» SOURCE DATA:
┄┄┄┄┄┄┄┄┄┄┄┄┄┄┄┄┄┄┄┄
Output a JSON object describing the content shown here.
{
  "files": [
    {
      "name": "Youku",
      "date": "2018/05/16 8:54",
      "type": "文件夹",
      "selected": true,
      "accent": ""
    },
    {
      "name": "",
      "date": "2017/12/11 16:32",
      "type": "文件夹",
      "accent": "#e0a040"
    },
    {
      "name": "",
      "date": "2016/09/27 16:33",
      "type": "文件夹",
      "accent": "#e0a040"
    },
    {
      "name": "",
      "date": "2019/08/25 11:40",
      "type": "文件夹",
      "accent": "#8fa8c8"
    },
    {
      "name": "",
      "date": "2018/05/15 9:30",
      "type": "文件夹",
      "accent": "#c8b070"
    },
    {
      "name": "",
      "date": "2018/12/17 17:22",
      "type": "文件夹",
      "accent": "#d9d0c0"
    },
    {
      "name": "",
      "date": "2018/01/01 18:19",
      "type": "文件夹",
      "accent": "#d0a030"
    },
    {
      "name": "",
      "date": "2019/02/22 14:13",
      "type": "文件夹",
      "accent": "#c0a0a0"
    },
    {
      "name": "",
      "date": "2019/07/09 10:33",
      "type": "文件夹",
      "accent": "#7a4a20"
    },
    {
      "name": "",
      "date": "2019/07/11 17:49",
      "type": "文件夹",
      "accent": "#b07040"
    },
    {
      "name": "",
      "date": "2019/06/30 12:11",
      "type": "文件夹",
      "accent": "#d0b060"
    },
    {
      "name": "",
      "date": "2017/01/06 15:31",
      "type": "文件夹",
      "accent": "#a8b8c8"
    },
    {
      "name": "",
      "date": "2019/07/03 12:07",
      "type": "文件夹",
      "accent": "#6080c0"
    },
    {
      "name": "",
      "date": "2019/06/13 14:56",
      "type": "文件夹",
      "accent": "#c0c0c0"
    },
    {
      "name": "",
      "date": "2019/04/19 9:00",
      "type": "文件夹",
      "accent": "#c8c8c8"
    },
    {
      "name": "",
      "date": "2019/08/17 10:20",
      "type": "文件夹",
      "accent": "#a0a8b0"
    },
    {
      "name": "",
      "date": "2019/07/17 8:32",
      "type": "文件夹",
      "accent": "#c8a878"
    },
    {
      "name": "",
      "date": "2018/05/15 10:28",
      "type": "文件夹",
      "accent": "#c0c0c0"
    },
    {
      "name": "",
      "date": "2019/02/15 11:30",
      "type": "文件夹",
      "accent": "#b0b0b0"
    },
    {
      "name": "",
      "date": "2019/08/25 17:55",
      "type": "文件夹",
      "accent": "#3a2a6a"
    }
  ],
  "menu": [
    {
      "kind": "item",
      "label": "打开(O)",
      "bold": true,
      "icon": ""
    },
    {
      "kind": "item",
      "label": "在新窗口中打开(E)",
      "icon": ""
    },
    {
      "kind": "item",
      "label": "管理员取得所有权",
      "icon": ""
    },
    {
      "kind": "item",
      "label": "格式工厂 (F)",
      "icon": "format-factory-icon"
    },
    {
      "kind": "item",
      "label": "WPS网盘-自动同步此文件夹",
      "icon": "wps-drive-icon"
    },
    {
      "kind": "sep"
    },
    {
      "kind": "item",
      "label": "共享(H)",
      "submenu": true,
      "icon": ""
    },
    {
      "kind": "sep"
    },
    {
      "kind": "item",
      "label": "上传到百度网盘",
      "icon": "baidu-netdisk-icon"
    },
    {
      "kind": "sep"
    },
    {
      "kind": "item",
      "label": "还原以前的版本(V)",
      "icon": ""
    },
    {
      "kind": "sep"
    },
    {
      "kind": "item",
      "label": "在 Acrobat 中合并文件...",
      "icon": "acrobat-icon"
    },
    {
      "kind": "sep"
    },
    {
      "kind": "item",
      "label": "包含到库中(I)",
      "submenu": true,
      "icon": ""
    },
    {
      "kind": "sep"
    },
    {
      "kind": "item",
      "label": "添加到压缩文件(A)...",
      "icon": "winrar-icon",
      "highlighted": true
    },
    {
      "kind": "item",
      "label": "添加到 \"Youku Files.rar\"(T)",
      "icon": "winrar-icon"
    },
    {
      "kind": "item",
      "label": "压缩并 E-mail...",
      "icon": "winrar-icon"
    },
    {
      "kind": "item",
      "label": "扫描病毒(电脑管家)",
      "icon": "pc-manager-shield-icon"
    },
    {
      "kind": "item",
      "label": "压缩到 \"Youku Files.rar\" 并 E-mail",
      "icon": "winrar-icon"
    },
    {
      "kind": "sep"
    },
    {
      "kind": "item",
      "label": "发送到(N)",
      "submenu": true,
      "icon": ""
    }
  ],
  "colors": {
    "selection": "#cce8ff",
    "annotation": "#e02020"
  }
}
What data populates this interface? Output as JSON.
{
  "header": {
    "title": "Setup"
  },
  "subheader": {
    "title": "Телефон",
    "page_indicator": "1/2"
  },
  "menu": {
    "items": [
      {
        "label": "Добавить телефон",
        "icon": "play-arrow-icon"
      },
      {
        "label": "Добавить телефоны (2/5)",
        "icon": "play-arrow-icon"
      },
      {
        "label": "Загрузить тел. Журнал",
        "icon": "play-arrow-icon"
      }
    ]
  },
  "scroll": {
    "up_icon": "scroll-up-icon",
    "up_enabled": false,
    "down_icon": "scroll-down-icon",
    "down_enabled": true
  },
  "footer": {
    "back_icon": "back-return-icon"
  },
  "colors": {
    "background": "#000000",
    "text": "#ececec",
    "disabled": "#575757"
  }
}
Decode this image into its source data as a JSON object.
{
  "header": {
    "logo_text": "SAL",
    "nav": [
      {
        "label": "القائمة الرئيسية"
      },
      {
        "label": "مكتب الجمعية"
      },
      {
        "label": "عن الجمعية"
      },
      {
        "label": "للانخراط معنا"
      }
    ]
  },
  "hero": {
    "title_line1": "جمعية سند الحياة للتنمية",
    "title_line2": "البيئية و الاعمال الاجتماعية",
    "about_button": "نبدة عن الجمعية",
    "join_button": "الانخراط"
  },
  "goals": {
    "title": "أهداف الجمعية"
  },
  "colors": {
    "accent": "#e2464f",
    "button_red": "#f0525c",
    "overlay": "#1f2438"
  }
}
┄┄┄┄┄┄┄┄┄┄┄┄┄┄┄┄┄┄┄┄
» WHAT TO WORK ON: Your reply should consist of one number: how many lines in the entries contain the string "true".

» WRITTEN RESPONSE: 7